PROBLEM DESCRIPTION: What lines of the data hold the string "views"? Pull each one out.

RECORDS TO PROCESS:

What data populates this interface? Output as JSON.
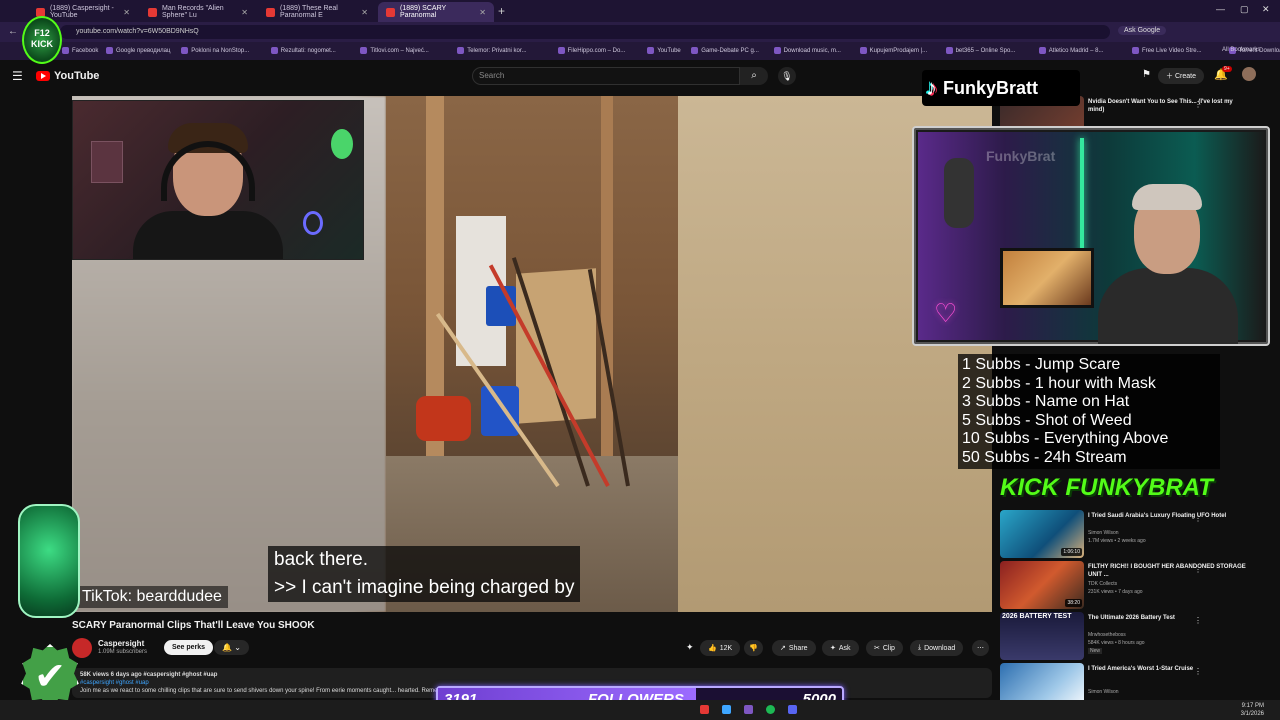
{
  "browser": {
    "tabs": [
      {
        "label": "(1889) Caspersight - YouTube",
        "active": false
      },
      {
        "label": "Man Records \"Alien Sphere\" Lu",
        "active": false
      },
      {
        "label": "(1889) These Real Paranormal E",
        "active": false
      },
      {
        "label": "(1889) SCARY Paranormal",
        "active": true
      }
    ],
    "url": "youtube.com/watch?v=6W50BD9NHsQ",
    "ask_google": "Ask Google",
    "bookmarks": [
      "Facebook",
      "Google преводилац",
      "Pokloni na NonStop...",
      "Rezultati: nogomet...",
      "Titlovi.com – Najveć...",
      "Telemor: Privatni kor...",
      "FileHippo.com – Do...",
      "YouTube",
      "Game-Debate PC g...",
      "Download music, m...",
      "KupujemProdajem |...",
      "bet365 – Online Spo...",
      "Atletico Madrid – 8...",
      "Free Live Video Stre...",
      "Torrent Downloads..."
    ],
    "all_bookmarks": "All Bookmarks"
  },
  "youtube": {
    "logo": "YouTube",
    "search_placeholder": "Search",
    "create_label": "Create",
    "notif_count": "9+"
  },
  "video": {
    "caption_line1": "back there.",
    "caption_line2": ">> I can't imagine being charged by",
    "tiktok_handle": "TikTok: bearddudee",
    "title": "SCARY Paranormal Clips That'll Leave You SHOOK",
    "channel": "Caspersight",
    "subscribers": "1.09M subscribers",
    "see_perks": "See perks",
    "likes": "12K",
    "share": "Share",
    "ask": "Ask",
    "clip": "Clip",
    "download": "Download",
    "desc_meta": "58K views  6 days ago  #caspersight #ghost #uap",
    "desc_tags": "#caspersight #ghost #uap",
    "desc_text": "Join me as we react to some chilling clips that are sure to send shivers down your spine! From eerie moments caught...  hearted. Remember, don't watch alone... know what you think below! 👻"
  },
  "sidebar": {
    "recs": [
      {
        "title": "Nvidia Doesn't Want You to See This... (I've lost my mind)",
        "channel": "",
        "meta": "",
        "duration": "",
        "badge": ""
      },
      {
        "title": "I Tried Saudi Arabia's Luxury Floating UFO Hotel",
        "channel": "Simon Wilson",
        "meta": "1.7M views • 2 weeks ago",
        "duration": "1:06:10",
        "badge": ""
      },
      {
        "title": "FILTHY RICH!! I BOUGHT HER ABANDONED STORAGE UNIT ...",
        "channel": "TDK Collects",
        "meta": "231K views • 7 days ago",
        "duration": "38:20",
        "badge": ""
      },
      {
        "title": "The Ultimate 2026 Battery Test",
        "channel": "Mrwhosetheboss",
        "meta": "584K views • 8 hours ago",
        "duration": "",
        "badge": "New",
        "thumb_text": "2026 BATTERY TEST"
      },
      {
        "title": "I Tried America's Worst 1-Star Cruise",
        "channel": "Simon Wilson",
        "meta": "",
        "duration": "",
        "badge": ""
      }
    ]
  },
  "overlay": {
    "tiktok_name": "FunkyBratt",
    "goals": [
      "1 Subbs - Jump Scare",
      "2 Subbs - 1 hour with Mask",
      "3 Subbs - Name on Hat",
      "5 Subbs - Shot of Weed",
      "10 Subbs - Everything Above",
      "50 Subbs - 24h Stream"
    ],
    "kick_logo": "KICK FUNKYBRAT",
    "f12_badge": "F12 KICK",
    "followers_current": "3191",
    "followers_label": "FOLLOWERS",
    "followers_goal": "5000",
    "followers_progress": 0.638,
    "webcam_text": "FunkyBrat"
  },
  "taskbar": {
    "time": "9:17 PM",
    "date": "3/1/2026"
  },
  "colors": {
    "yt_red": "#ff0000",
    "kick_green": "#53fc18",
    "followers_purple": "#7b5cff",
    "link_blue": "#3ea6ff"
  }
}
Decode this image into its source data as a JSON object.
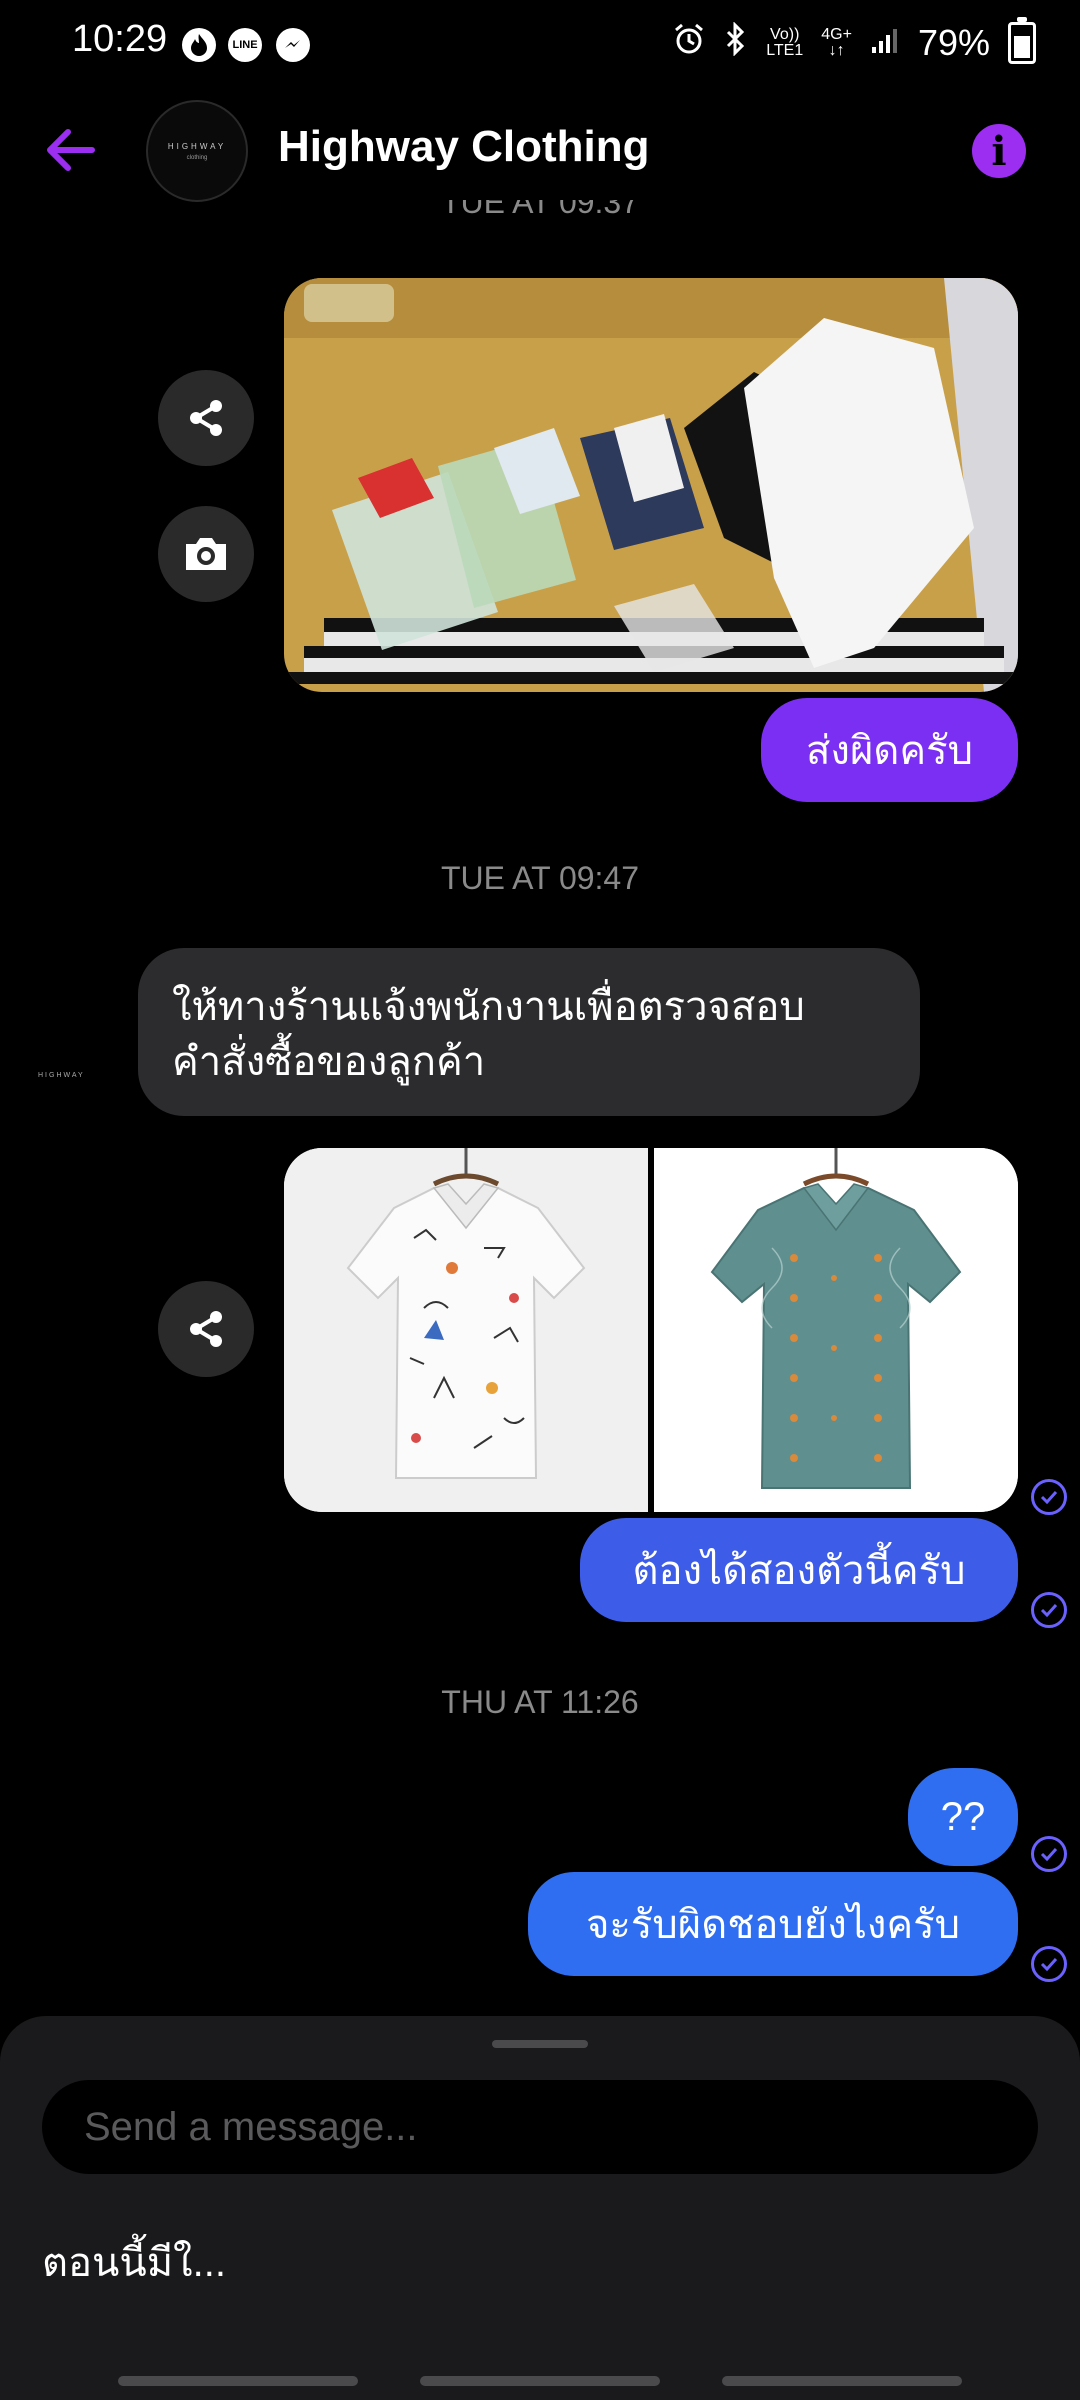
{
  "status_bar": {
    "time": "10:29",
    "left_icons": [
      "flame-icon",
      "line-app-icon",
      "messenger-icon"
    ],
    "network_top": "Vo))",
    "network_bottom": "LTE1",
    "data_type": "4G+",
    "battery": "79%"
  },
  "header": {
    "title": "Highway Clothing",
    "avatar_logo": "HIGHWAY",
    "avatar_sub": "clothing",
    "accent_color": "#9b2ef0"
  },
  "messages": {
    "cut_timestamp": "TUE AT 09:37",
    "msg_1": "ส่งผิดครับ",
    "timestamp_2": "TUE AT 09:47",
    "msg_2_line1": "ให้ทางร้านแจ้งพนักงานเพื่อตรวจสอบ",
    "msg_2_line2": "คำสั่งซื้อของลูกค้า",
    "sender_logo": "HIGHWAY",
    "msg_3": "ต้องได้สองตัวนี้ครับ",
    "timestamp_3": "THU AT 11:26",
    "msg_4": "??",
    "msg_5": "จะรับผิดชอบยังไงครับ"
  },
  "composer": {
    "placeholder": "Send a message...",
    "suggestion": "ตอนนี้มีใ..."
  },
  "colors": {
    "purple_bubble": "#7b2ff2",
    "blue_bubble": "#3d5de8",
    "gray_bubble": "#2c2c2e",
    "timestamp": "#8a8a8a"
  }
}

EXERCISE ANSWER:
    "desc_meta": "58K views  6 days ago  #caspersight #ghost #uap",
        "meta": "1.7M views • 2 weeks ago",
        "meta": "231K views • 7 days ago",
        "meta": "584K views • 8 hours ago",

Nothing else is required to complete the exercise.